“They were willing to contribute their wisdom in the form of pre-recorded videos that were showcased during the event. The breadth and depth of everyone’s contributions added a lot to the success of the week.”


René and Susan say the joint gender and language awareness event brought out the following realisations:


  • There is great value in taking an intersectional approach to race, gender and language awareness events.
  • It is clear from the conversations that a lot more discussion is needed to develop nuanced thinking about these important topics.

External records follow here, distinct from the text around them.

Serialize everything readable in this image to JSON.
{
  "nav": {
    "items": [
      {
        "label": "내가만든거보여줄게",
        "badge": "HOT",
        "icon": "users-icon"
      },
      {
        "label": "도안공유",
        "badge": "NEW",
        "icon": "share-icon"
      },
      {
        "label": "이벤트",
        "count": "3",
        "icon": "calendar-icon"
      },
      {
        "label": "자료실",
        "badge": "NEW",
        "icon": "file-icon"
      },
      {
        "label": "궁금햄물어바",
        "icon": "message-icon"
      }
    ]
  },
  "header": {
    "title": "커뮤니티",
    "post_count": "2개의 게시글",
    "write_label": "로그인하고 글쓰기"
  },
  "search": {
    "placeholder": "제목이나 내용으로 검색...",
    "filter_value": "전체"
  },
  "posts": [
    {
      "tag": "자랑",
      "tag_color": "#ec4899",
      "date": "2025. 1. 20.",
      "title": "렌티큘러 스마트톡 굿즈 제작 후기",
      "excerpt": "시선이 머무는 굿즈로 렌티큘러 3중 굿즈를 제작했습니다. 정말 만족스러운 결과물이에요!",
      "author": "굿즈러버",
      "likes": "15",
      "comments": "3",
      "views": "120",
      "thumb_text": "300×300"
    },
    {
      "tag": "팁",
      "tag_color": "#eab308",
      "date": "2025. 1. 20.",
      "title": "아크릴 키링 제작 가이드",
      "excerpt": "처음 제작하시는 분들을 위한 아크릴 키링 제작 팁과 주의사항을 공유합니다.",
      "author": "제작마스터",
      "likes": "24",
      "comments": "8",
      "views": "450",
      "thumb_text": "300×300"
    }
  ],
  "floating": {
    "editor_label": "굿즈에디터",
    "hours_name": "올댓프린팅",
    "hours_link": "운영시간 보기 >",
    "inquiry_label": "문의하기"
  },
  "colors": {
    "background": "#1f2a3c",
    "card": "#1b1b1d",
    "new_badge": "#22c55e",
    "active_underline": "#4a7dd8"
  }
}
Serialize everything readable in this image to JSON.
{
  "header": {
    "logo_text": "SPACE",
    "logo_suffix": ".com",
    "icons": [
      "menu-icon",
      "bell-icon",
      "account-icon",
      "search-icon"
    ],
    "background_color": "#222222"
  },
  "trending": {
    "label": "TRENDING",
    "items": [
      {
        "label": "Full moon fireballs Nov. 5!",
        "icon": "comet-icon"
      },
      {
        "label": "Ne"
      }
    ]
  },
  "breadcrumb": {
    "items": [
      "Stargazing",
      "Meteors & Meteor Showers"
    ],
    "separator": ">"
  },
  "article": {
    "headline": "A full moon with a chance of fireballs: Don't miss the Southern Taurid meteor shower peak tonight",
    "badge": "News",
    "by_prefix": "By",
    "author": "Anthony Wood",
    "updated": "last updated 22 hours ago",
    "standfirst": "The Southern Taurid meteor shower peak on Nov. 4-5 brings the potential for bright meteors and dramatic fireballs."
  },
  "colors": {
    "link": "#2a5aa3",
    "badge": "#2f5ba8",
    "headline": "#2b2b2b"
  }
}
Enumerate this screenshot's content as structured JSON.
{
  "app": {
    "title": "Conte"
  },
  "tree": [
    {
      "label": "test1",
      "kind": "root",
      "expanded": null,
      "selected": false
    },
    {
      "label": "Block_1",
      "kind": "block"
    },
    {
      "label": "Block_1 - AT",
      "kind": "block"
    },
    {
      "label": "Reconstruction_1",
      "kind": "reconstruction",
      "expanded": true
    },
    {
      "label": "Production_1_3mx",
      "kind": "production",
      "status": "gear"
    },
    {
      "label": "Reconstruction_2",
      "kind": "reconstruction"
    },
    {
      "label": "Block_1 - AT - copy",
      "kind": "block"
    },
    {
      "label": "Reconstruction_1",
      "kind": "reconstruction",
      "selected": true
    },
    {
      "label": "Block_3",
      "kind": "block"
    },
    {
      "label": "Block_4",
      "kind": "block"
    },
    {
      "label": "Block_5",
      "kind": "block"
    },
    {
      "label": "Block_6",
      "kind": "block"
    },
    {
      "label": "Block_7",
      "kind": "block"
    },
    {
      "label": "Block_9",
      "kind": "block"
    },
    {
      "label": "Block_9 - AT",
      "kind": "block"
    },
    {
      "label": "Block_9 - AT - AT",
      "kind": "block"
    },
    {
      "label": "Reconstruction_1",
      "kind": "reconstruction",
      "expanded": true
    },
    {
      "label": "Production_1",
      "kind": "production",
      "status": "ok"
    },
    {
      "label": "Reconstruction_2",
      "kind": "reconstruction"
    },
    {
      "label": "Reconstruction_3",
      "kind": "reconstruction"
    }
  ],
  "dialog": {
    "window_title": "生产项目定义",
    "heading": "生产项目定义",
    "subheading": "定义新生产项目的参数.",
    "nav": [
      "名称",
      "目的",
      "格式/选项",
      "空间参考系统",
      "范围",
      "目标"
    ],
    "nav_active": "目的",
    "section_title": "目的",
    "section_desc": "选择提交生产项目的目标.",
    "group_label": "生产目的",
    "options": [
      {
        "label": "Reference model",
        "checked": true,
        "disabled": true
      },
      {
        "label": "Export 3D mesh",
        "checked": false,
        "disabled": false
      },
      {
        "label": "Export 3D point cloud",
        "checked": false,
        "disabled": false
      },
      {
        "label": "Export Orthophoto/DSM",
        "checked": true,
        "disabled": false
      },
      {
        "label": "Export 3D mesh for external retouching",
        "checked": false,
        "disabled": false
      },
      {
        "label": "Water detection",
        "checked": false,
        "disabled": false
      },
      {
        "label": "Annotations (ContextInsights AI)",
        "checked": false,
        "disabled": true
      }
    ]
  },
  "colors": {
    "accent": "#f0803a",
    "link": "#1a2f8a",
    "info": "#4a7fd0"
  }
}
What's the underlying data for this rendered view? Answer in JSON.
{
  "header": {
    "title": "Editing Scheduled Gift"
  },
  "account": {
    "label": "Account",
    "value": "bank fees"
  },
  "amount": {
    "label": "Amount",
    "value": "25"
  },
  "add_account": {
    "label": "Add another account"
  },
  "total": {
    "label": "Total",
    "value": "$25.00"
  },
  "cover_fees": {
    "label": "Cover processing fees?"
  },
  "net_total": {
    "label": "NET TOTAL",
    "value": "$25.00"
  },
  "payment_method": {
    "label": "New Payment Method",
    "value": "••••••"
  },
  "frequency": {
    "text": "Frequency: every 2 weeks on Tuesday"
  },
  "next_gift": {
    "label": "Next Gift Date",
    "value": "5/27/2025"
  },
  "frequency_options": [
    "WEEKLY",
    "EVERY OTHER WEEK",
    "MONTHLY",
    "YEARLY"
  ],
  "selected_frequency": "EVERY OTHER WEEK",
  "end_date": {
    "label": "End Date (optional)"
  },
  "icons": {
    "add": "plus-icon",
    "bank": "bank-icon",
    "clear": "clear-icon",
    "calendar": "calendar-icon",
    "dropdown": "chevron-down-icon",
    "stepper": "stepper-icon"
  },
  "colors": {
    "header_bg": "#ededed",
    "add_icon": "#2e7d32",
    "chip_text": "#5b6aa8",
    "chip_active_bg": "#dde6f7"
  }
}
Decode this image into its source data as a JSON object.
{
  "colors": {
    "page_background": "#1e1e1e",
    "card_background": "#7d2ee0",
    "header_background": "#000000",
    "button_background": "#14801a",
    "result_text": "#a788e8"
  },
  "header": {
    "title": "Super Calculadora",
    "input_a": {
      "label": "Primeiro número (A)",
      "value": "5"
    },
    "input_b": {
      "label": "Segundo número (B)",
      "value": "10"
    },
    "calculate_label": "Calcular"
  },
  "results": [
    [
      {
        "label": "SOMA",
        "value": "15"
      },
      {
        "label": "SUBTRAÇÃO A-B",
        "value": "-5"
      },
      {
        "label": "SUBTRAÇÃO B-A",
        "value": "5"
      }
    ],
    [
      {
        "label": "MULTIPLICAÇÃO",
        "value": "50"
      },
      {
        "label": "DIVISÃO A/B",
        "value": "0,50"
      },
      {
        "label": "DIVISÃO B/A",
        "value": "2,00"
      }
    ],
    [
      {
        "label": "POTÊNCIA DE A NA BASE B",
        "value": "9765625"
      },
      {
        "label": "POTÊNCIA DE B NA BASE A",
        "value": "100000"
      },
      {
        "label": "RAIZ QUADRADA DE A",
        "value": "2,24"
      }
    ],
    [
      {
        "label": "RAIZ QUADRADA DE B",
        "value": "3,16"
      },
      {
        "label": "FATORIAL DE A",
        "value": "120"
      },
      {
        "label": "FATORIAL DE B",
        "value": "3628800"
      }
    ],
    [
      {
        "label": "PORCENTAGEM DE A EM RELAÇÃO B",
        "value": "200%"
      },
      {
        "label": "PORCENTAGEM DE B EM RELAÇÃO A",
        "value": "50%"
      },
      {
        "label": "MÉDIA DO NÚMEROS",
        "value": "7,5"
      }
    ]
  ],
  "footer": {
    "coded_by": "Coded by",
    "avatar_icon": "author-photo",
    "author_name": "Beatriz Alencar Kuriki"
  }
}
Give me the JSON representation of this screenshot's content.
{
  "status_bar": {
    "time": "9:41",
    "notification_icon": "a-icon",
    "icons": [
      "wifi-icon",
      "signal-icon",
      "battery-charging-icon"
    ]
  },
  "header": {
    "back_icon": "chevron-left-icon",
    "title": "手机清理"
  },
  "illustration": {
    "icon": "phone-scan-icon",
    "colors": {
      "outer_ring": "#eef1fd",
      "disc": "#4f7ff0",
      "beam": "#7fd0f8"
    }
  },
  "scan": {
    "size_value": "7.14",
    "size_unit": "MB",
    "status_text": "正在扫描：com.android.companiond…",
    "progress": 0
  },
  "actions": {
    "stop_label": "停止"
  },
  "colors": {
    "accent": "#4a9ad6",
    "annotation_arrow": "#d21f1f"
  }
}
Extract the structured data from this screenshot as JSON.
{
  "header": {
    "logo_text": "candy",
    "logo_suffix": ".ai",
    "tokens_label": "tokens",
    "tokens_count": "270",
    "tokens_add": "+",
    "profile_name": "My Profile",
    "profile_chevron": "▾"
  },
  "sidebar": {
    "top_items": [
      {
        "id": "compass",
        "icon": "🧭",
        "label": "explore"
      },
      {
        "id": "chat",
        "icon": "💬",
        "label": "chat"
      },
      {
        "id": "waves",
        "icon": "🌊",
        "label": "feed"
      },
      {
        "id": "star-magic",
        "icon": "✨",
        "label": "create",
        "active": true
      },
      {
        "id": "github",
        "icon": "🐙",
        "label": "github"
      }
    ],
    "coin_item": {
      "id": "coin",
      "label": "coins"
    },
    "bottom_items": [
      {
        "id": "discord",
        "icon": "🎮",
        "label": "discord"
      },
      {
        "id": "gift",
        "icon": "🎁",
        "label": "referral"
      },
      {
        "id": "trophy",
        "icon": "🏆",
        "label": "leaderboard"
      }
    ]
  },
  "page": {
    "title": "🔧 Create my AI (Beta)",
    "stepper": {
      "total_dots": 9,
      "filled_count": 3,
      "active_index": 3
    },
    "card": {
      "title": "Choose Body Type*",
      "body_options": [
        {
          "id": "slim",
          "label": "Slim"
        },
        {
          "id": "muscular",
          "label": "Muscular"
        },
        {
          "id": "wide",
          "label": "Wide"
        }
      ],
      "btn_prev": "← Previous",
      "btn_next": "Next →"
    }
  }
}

This highlights the need to offer awareness sessions.
  • Audience members expressed a need to move beyond “talk shows”. They were interested in talking about coordinating movements to advance nuanced thinking on race, gender and language at broader levels.
  • The organisers, presenters and members of the audience commented that conversations could be broadened to be more inclusive.


Susan says the students who contributed to the language awareness part of the week displayed a nuanced understanding of the relationship between language and society in their feedback.


Benjamin Truter said that the topic of the relationship between language and society interested him because of the complexity of economics, sociology, psychology and education, and how influential language is in it all.


“In terms of the history of language in the South African society, language was clearly a tool for oppression and indoctrination in South Africa, in academic and social spheres and in socio-economic spheres as well."


Carol Manyaapelo says South Africa is a multilingual society that has a linguistic problem due to the policies of apartheid.


She believes South Africans can overcome these linguistic difficulties by making greater use of African languages in higher education. "If there is a certain module that has a lot of academic material that has already been written in African languages, I do not see why the higher education institutions do not implement African languages in their curricula.”


Sherriff Ramphele encourages everyone to intellectualise African languages by promoting and respecting them. “We must write them, read them and teach learners about African languages.”


Visit this page for more information about Gender Awareness Week and Language Awareness Week, and to view the lectures and events that were part of it.



Courageous conversations


“The NWU wants to encourage critical conversations about the current affairs relating to gender-based violence and to expand its conversations about the use of South African languages in domains such as education and the media,” says Prof Robert Balfour, deputy vice-chancellor for teaching and learning.


He says this is why it was so important for staff and students to take part in the awareness event.







Adv René Koraan says that for her, the highlight of the week was the honest contributions of NWU students and staff to the “Speaking my gender” concert.

“The lingering influence of our colonial and apartheid history on present-day language attitude is disturbing to me. It was very valuable to trouble our language past in order to inspire the re-imagination of the use of languages in South Africa today,” says Prof Susan Coetzee-Van Rooy.